Asean could contribute even more by simply concluding a legally binding code of conduct of parties in the South China Sea with China, as that would ensure against incidents at sea spinning of control. But that’s still a long way off, as China’s dilatory tactics, which have already stretched the negotiations to two more decades, is likely to prolong the process some more.

What could have been a game-changer was the Indonesia-sponsored proposal for a legally binding Indo-Pacific Treaty of Friendship and Cooperation, which was the focus of Asean regional architecture building some four years ago. Had this pact been concluded and come into force, it would have bound all Asean members and dialogue partners to a renunciation of war against a fellow signatory as a way of settling disputes. For some reason, however, Indonesia cooled down on this initiative, which then died a natural death.

It is all the more a pity that Asean today has been losing much of its centrality in regional affairs because members cannot unite among themselves when it matters most. Some of them are allies of the United States, while others, because of their strong economic ties with China, would not do or say anything that might displease the Middle Kingdom.

The Folly of Taking Sides

This is unfortunate because taking sides in the match-up between hegemons only intensifies the rivalry and mutual suspicion. Philippine President Rodrigo Duterte, who fancies himself an ally of China while badmouthing the United States, can learn something from the new president of South Korea, Moon Jae-in, who has managed early on to place himself equidistant to the two big powers, moving closer to China and seeking a modus vivendi with North Korea, while maintaining friendship and cooperation with the United States.

By taking China’s side, glorifying one and demonizing the other, Duterte has made war more attractive to China — however slightly. This attitude is worrisome and dangerous. The building of durable peace requires the elimination of incentives for war and the creation of alternatives more attractive than military confrontation in the attainment of political goals.

It also requires the building of international institutions, instruments and arrangements that promote a situation conducive to peace: in Asia Pacific these would include the long-delayed code of conduct, and a treaty of peace and cooperation that would bind Asean’s dialogue partners to a posture of non-aggression to one another. There has to be a common effort to build a culture of peace and conflict prevention in which think tanks and educational institutions, the media, religious leaders, business leaders and leaders of influential groups are deeply involved.

To be sure, a lot depends on the quality of the ruling establishments of the two hegemonic powers. They have to be secure in their hold on power and responsible enough not to be dependent on hard power to survive and attain their goals. And they must have the wisdom to compromise and thus craft a modus vivendi to ensure sustainable peace quickly enough before an incident in the South China Sea or in the Sea of Japan drives both of them into the morass of war.
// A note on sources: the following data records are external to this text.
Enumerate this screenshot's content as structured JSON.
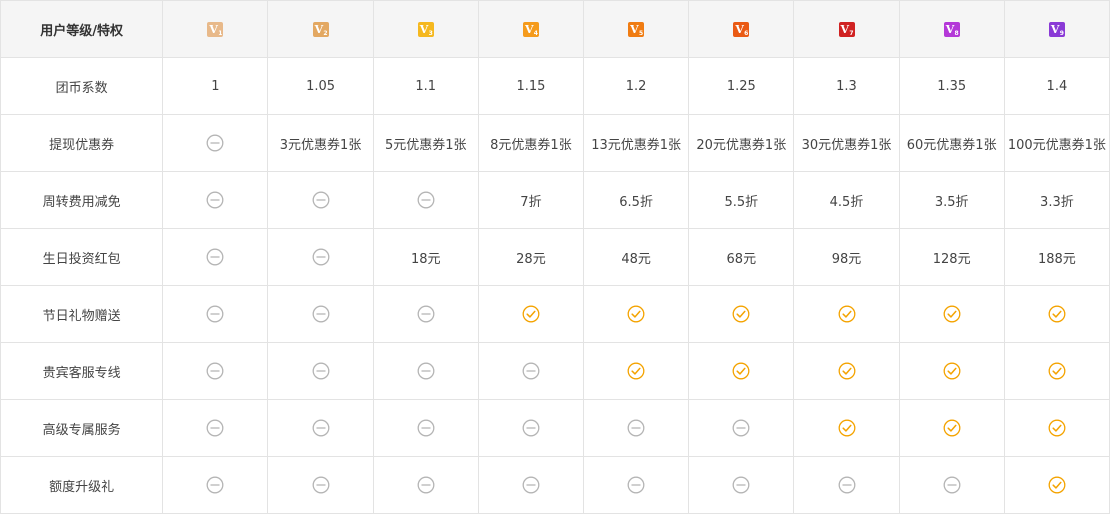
{
  "header": {
    "corner_label": "用户等级/特权",
    "levels": [
      {
        "v": "V",
        "n": "1",
        "color": "#e8b98a"
      },
      {
        "v": "V",
        "n": "2",
        "color": "#e3a862"
      },
      {
        "v": "V",
        "n": "3",
        "color": "#f5b81f"
      },
      {
        "v": "V",
        "n": "4",
        "color": "#f59b1c"
      },
      {
        "v": "V",
        "n": "5",
        "color": "#f07c12"
      },
      {
        "v": "V",
        "n": "6",
        "color": "#ea5a14"
      },
      {
        "v": "V",
        "n": "7",
        "color": "#d02222"
      },
      {
        "v": "V",
        "n": "8",
        "color": "#b438d8"
      },
      {
        "v": "V",
        "n": "9",
        "color": "#8a3ad6"
      }
    ]
  },
  "icons": {
    "no": {
      "name": "not-available-icon",
      "color": "#b5b5b5"
    },
    "yes": {
      "name": "check-circle-icon",
      "color": "#f4a300"
    }
  },
  "rows": [
    {
      "label": "团币系数",
      "cells": [
        {
          "t": "text",
          "v": "1"
        },
        {
          "t": "text",
          "v": "1.05"
        },
        {
          "t": "text",
          "v": "1.1"
        },
        {
          "t": "text",
          "v": "1.15"
        },
        {
          "t": "text",
          "v": "1.2"
        },
        {
          "t": "text",
          "v": "1.25"
        },
        {
          "t": "text",
          "v": "1.3"
        },
        {
          "t": "text",
          "v": "1.35"
        },
        {
          "t": "text",
          "v": "1.4"
        }
      ]
    },
    {
      "label": "提现优惠券",
      "cells": [
        {
          "t": "no"
        },
        {
          "t": "text",
          "v": "3元优惠券1张"
        },
        {
          "t": "text",
          "v": "5元优惠券1张"
        },
        {
          "t": "text",
          "v": "8元优惠券1张"
        },
        {
          "t": "text",
          "v": "13元优惠券1张"
        },
        {
          "t": "text",
          "v": "20元优惠券1张"
        },
        {
          "t": "text",
          "v": "30元优惠券1张"
        },
        {
          "t": "text",
          "v": "60元优惠券1张"
        },
        {
          "t": "text",
          "v": "100元优惠券1张"
        }
      ]
    },
    {
      "label": "周转费用减免",
      "cells": [
        {
          "t": "no"
        },
        {
          "t": "no"
        },
        {
          "t": "no"
        },
        {
          "t": "text",
          "v": "7折"
        },
        {
          "t": "text",
          "v": "6.5折"
        },
        {
          "t": "text",
          "v": "5.5折"
        },
        {
          "t": "text",
          "v": "4.5折"
        },
        {
          "t": "text",
          "v": "3.5折"
        },
        {
          "t": "text",
          "v": "3.3折"
        }
      ]
    },
    {
      "label": "生日投资红包",
      "cells": [
        {
          "t": "no"
        },
        {
          "t": "no"
        },
        {
          "t": "text",
          "v": "18元"
        },
        {
          "t": "text",
          "v": "28元"
        },
        {
          "t": "text",
          "v": "48元"
        },
        {
          "t": "text",
          "v": "68元"
        },
        {
          "t": "text",
          "v": "98元"
        },
        {
          "t": "text",
          "v": "128元"
        },
        {
          "t": "text",
          "v": "188元"
        }
      ]
    },
    {
      "label": "节日礼物赠送",
      "cells": [
        {
          "t": "no"
        },
        {
          "t": "no"
        },
        {
          "t": "no"
        },
        {
          "t": "yes"
        },
        {
          "t": "yes"
        },
        {
          "t": "yes"
        },
        {
          "t": "yes"
        },
        {
          "t": "yes"
        },
        {
          "t": "yes"
        }
      ]
    },
    {
      "label": "贵宾客服专线",
      "cells": [
        {
          "t": "no"
        },
        {
          "t": "no"
        },
        {
          "t": "no"
        },
        {
          "t": "no"
        },
        {
          "t": "yes"
        },
        {
          "t": "yes"
        },
        {
          "t": "yes"
        },
        {
          "t": "yes"
        },
        {
          "t": "yes"
        }
      ]
    },
    {
      "label": "高级专属服务",
      "cells": [
        {
          "t": "no"
        },
        {
          "t": "no"
        },
        {
          "t": "no"
        },
        {
          "t": "no"
        },
        {
          "t": "no"
        },
        {
          "t": "no"
        },
        {
          "t": "yes"
        },
        {
          "t": "yes"
        },
        {
          "t": "yes"
        }
      ]
    },
    {
      "label": "额度升级礼",
      "cells": [
        {
          "t": "no"
        },
        {
          "t": "no"
        },
        {
          "t": "no"
        },
        {
          "t": "no"
        },
        {
          "t": "no"
        },
        {
          "t": "no"
        },
        {
          "t": "no"
        },
        {
          "t": "no"
        },
        {
          "t": "yes"
        }
      ]
    }
  ]
}
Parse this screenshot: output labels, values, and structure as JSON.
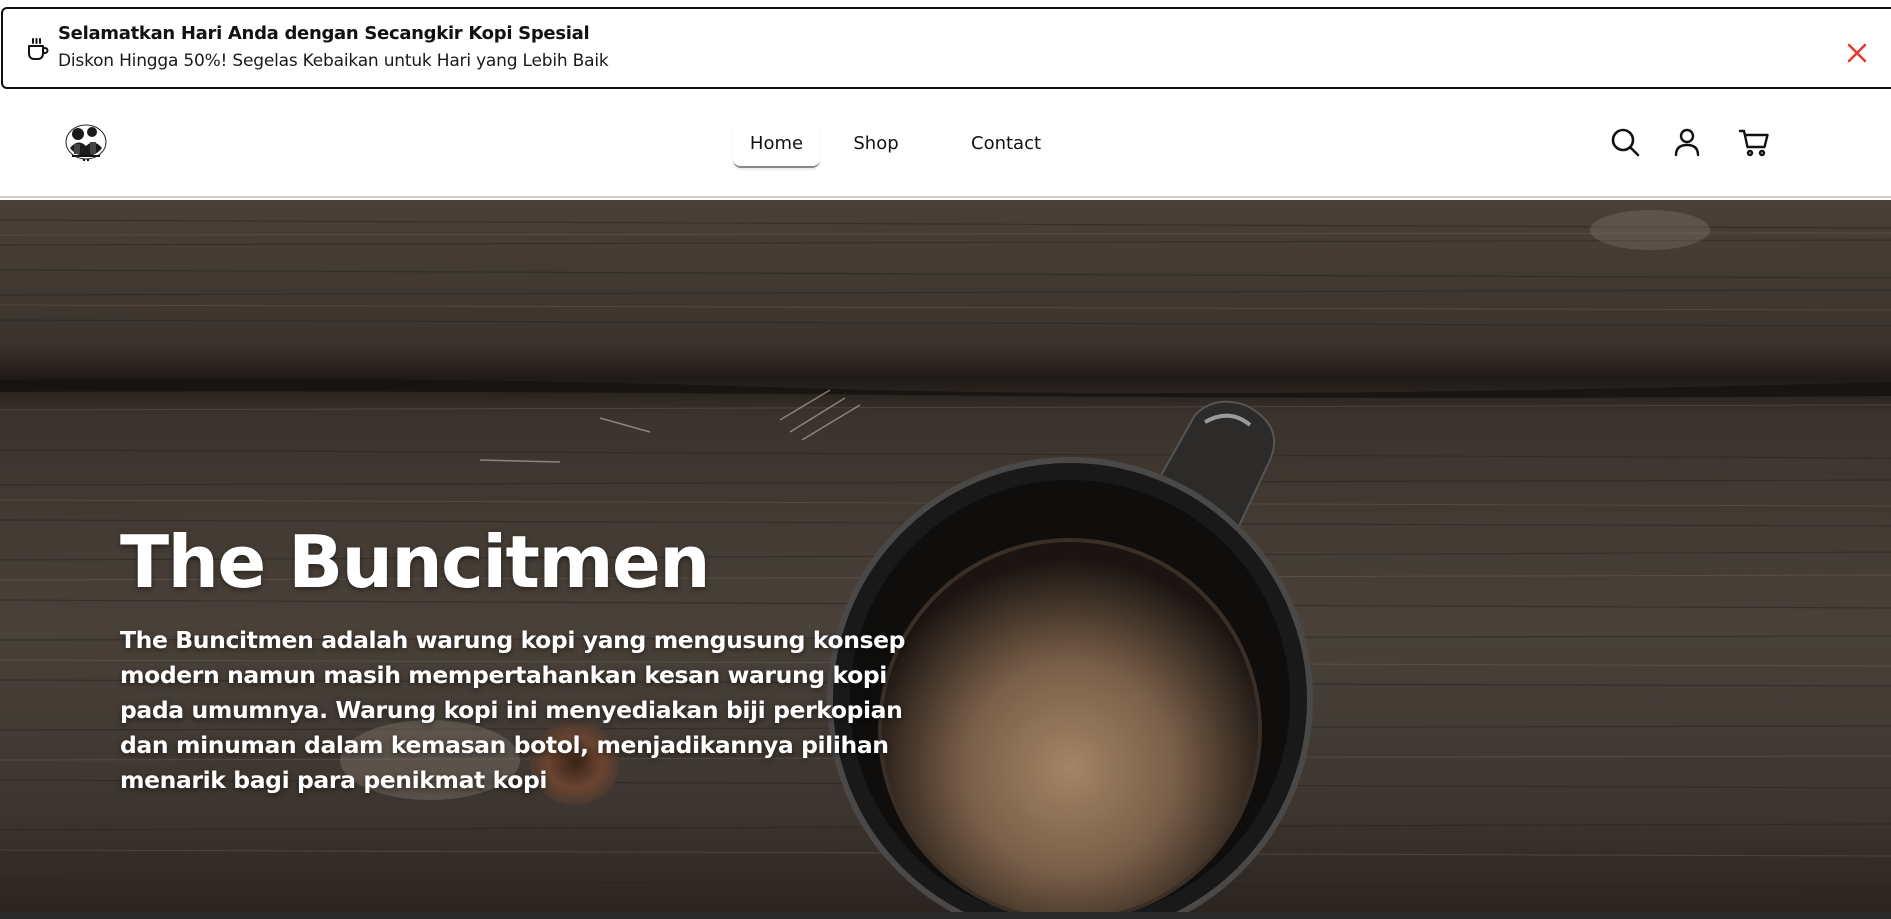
{
  "promo": {
    "title": "Selamatkan Hari Anda dengan Secangkir Kopi Spesial",
    "subtitle": "Diskon Hingga 50%! Segelas Kebaikan untuk Hari yang Lebih Baik",
    "icon": "coffee-cup-icon",
    "close_icon": "close-icon",
    "close_color": "#e53935"
  },
  "header": {
    "logo": "brand-logo",
    "nav": [
      {
        "label": "Home",
        "active": true
      },
      {
        "label": "Shop",
        "active": false
      },
      {
        "label": "Contact",
        "active": false
      }
    ],
    "icons": [
      "search-icon",
      "user-icon",
      "cart-icon"
    ]
  },
  "hero": {
    "title": "The Buncitmen",
    "description": "The Buncitmen adalah warung kopi yang mengusung konsep modern namun masih mempertahankan kesan warung kopi pada umumnya. Warung kopi ini menyediakan biji perkopian dan minuman dalam kemasan botol, menjadikannya pilihan menarik bagi para penikmat kopi"
  }
}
But China is uncompromising in the South China Sea, while the US leader, infatuated with his own image, bumbles with incoherent tweets and has no coherent strategy to deal with China. That makes a recipe for war. So if the odds are so heavily against peace, why has war not broken out yet?

Sheer luck, maybe, that no triggering incident has occurred. And maybe because, although both sides do not at present have the wisdom to build durable peace, they do have a robust instinct for self-preservation. They know that in this day and age, considering the killing power of cutting-edge smart weapons, nobody wins wars any more. Hardly any ruling establishment, certainly neither that of China nor the United States, would relish a war it may not survive.

Jamil Maidan Flores is a Jakarta-based writer whose interests include philosophy and foreign policy. The views expressed here are his own. He may be contacted at